Specific work requires intense training, with only a few knowledgeable people capable of performing intricate or dangerous tasks. These workers are distinguished by their finesse and care for the jobs they do, especially when it comes to more intensive tasks. In order to procure and cultivate these abilities, though, it is difficult to come up with an adequate teaching tool.
Using computer simulation development however will grant individuals the chance to experiment in a safe environment, keeping themselves and others out of harm's way. Cultivating composure under pressure and deftness in the line of duty are all things that can only be improved through experience, but when it comes to careers without the luxury of making mistakes, it is best to find alternate avenues of training.
Playing at professions
Introducing custom training software to the mix may not seem like the best way of handling this training gap to some employers, but considering the level of realism and flexibility of programs, these tools actually serve as the best tools for the job. What's more, since staff are working on a computer interface, there is no risk of causing undue harm and no danger in making a mistake during a procedure.
Unlike standard video games, simulation training replicates a system rather than taking a scenario and turning it into a series of arbitrary actions and responses. The real thing is adequately represented in digital form, creating a facsimile of the same conditions that might occur in a real-world encounter. KQED TV wrote that the best way to approach this concern for businesses is to look at the custom training software and gauge how much like an actual scenario the program represents, and from there determine if it is a good training fit.
Due to the nature of their professions and the inability to physically experience the same conditions without risking grave bodily harm, those in the medical field have greatly benefited and strongly prefer simulation training to improve clinicians' responses in crisis situations. Instead of waiting for an emergency to occur and hoping that a doctor or nurse will behave in a desirable fashion, simulations allow facilities to train these professionals how to act in the course of such an event.
"In the old days, (students would) be learning in the hospital or practicing on each other," Kim Garisson of the University of Kingston's clinical simulation center told French Tribune. Now the facility is able to administer world-class training to its incoming students as well as refresh the skills of long-standing doctors in order to promote accurate practices.
The University has been using simulation development to show surgeons how to perform intricate surgeries, stop bleeding and prevent life-threatening situations from occurring. They have also been able to put students into scenarios where danger is unavoidable to help them learn the proper methods of response.
There are a multitude of practical uses for this kind of software, and CSE Software Inc. is well-equipped to help companies in every industry understand the benefits and possibilities available to them. A custom training solution can be a lifesaver to clinicians as well as patients should a traumatic situation arise that doctors aren't used to responding to. They can also be used for chemical spills, violent incidents and a plethora of other training means, so ask CSE Software what solutions can best help your business.
Contact Tawnya Mountjoy at email@example.com or 1.309.670.7595 and ask for a simulation demo today!

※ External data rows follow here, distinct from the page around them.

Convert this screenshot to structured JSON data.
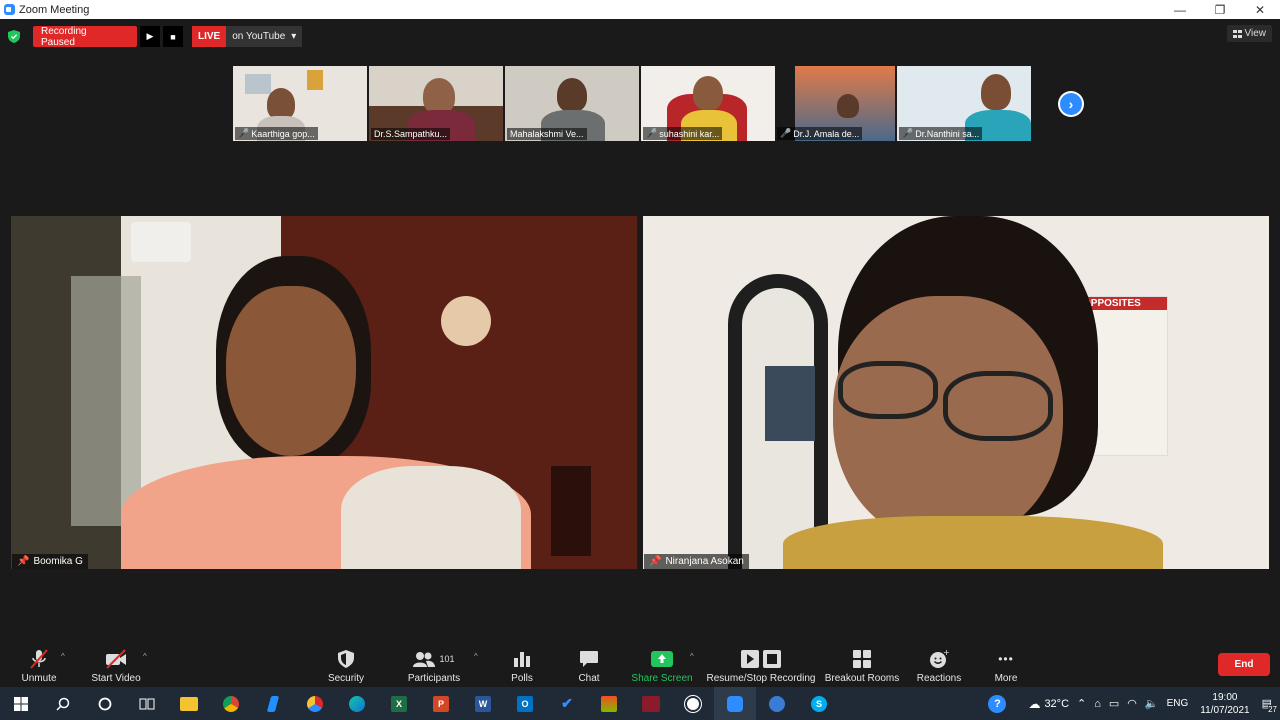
{
  "window": {
    "title": "Zoom Meeting",
    "minimize": "—",
    "maximize": "❐",
    "close": "✕"
  },
  "recording": {
    "status": "Recording Paused",
    "play": "▶",
    "stop": "■"
  },
  "live": {
    "badge": "LIVE",
    "platform": "on YouTube",
    "caret": "▾"
  },
  "view_button": {
    "label": "View"
  },
  "thumbnails": [
    {
      "name": "Kaarthiga gop...",
      "muted": true
    },
    {
      "name": "Dr.S.Sampathku...",
      "muted": false
    },
    {
      "name": "Mahalakshmi Ve...",
      "muted": false
    },
    {
      "name": "suhashini kar...",
      "muted": true
    },
    {
      "name": "Dr.J. Amala de...",
      "muted": true
    },
    {
      "name": "Dr.Nanthini sa...",
      "muted": true
    }
  ],
  "next_arrow": "›",
  "videos": [
    {
      "name": "Boomika G"
    },
    {
      "name": "Niranjana Asokan"
    }
  ],
  "poster_text": "OPPOSITES",
  "toolbar": {
    "unmute": "Unmute",
    "start_video": "Start Video",
    "security": "Security",
    "participants": "Participants",
    "participants_count": "101",
    "polls": "Polls",
    "chat": "Chat",
    "share_screen": "Share Screen",
    "resume_stop_recording": "Resume/Stop Recording",
    "breakout_rooms": "Breakout Rooms",
    "reactions": "Reactions",
    "more": "More",
    "more_dots": "•••",
    "end": "End",
    "caret": "^"
  },
  "taskbar": {
    "weather": "32°C",
    "language": "ENG",
    "time": "19:00",
    "date": "11/07/2021",
    "notifications": "27",
    "help": "?",
    "apps": [
      {
        "name": "excel",
        "glyph": "X",
        "color": "#1d6f42"
      },
      {
        "name": "powerpoint",
        "glyph": "P",
        "color": "#d24726"
      },
      {
        "name": "word",
        "glyph": "W",
        "color": "#2b579a"
      },
      {
        "name": "outlook",
        "glyph": "O",
        "color": "#0072c6"
      },
      {
        "name": "skype",
        "glyph": "S",
        "color": "#00aff0"
      }
    ]
  },
  "colors": {
    "accent": "#2d8cff",
    "danger": "#e02828",
    "share_green": "#23c55e",
    "bg": "#1a1a1a"
  }
}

Healthcare organizations can save valuable resources by automating business processes. In a nutshell, this means using computer software applications to conduct workflow. Employees and staff can work...
Heparin is a medication most often used as an anti blood clotting medication, and can be fatal if administered incorrectly. Learning to properly administer heparin through a Smart Pump device is critical...
Managing access to information in a healthcare environment is a challenging task. Access to patient files must be granted to authorized personnel, but no one else. Active Directory (AD)—which authenticates...